The smartphone industry has witnessed notable filing of patent-related legal battles, such as Apple v. Motorola and Blackberry v. Nokia, that highlight the complexities and challenges faced in protecting intellectual property rights. However, the outcomes of these cases and their impact were not explicitly mentioned.
Efforts to address patent disputes led to initiatives like the Rockstar Consortium, which aimed to negotiate patent license terms among its members. Despite such efforts, the patent war between Apple and Samsung remains unresolved, demonstrating the enduring intensity of these conflicts.
Patents, including Standard Essential Patents (SEPs), continue to play a significant role in the industry. SEPs establish common design specifications and promote universal adoption within the industry. The adherence to fair, reasonable, and non-discriminatory (FRAND) terms for licensing agreements is crucial, as seen in cases like Micromax Informatics Limited v Telefonaktiebolaget LM Ericsson (PUBL) & Ors, where the calculation of royalties based on a percentage of the phone's price was deliberated upon by the Delhi High Court.
In conclusion, the smartphone industry's patent landscape remains complex and highly contested. The outcome of patent disputes has far-reaching implications for companies and technological advancements in this rapidly evolving industry.

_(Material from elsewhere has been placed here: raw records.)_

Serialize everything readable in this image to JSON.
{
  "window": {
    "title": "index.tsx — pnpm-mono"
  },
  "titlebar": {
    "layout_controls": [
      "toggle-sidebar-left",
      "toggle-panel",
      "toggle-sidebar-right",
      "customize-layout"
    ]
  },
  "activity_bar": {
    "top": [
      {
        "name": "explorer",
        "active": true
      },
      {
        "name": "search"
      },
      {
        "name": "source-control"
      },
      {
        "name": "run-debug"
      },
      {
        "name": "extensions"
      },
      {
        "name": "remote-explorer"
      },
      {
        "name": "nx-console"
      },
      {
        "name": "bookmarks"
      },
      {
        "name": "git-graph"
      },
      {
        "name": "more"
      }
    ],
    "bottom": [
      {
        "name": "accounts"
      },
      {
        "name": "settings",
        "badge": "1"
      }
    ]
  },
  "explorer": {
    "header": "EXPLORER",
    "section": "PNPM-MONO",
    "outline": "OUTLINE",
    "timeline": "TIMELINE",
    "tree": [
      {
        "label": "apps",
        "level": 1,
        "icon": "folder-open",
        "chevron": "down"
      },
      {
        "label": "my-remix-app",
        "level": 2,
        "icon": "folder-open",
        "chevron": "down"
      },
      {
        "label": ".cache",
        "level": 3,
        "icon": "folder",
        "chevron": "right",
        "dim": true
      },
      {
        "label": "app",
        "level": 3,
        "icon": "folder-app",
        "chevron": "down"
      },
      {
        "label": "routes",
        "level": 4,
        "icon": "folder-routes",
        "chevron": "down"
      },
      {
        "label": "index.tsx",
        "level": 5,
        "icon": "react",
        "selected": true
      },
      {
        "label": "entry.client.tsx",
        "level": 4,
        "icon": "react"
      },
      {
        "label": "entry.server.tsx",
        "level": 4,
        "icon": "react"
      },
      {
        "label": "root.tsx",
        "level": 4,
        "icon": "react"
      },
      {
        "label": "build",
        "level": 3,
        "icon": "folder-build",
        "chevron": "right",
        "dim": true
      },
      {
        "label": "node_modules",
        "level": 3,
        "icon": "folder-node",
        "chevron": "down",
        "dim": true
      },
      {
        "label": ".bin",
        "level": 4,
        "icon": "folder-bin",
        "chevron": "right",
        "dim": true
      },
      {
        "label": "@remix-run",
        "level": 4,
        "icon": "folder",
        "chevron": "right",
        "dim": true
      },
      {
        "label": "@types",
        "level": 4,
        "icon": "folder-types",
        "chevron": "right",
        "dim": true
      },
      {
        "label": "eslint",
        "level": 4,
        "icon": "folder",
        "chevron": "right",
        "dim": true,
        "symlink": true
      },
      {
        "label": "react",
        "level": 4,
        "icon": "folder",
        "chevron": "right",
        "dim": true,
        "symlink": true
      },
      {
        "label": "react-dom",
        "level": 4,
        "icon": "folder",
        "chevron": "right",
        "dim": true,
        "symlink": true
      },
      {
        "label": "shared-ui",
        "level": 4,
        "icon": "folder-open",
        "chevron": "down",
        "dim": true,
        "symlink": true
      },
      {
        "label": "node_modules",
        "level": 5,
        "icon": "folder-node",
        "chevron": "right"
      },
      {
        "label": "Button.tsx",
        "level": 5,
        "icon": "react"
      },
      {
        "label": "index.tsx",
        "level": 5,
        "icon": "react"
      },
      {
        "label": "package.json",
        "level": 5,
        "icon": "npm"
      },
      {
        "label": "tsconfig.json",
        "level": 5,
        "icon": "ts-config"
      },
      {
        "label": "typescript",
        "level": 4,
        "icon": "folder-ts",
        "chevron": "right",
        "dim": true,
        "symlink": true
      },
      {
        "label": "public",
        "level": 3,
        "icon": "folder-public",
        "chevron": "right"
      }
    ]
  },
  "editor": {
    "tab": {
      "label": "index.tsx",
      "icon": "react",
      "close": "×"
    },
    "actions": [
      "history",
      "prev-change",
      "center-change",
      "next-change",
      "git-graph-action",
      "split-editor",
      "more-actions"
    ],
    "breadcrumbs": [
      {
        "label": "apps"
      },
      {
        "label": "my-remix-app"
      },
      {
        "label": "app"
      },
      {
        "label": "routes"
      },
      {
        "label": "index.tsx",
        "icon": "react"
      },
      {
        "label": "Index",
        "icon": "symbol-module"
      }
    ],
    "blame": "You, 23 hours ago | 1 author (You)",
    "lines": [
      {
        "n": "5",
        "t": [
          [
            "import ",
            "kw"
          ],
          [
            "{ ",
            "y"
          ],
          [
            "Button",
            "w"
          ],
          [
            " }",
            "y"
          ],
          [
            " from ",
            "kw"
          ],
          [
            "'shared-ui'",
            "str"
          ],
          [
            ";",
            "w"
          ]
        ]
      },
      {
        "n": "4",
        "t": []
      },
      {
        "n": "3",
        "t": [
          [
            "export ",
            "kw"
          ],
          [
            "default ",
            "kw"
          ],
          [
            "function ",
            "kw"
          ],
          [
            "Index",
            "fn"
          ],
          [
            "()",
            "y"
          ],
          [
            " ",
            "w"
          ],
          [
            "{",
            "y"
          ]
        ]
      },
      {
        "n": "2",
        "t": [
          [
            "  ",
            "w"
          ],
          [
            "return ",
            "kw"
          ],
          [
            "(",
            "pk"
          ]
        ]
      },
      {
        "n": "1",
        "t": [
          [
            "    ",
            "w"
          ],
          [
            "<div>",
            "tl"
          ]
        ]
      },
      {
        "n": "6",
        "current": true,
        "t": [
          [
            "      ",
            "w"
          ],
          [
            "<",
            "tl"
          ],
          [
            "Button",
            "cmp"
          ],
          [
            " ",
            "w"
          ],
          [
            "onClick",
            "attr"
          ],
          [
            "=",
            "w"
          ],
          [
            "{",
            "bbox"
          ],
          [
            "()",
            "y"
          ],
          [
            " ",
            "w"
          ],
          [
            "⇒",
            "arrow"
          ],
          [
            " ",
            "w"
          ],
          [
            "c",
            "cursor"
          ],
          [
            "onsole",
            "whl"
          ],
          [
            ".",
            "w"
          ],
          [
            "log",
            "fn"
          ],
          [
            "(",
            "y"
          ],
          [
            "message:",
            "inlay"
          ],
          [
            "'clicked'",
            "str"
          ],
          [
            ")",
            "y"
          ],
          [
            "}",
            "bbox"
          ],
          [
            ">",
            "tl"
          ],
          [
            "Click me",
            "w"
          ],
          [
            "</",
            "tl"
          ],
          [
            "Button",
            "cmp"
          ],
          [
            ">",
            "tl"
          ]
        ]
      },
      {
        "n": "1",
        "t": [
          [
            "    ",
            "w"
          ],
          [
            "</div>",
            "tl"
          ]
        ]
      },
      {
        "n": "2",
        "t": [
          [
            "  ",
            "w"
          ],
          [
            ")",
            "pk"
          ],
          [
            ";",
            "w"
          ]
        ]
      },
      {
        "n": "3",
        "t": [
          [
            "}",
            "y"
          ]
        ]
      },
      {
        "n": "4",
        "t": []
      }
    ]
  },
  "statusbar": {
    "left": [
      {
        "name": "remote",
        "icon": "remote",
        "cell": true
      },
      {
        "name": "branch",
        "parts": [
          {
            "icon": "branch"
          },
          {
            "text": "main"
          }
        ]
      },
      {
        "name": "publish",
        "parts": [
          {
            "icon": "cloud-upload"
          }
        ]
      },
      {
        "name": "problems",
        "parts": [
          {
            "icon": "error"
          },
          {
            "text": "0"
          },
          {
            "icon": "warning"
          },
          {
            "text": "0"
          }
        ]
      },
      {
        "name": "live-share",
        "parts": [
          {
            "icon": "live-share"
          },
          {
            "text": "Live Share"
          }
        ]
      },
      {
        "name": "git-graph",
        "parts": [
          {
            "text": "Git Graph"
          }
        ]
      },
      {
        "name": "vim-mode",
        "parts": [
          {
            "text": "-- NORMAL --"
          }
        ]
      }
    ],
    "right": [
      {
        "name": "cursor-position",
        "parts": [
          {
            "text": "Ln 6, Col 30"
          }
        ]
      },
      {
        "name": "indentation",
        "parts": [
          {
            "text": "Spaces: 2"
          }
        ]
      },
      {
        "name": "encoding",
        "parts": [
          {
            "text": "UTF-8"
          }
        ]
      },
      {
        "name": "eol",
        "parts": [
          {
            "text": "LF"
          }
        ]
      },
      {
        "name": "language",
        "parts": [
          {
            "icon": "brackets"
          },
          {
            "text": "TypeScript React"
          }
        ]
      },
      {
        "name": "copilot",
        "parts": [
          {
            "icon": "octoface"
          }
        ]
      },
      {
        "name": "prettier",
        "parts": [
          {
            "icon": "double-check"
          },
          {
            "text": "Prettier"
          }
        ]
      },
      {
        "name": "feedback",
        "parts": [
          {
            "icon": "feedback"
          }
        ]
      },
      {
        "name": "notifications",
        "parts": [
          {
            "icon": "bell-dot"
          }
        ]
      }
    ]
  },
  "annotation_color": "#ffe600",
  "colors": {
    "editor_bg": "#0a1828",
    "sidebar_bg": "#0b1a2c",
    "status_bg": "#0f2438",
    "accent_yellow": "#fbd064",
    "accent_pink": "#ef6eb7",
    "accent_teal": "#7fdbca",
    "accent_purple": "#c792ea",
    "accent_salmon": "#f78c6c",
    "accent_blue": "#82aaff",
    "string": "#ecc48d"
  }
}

A Standard Essential Patent (SEP) is a patent that covers technology necessary to comply with an industry standard, such as mobile telecommunications standards in the case of smartphones. These patents are considered essential for all industry participants to ensure device compatibility and interoperability. SEP holders are typically required to license their patents on fair, reasonable, and non-discriminatory (FRAND) terms to facilitate widespread adoption of the standard.
Patent disputes in the smartphone industry are usually resolved through legal proceedings. Companies accuse each other of patent infringement or defend the validity of their own patents. Courts consider various factors, including patent scope, validity, alleged infringement, and potential defenses. Alternatively, parties may choose settlement negotiations or licensing agreements to avoid lengthy litigation.
Patenting plays a vital role in fostering innovation within the smartphone industry. Companies invest significant resources in research and development to create new technologies and functionalities, which are protected through patents. Patents provide incentives for companies to innovate by granting exclusive rights over their inventions for a limited period. This exclusivity encourages competition, stimulates further research and development, and ultimately drives advancements in smartphone technologies and features.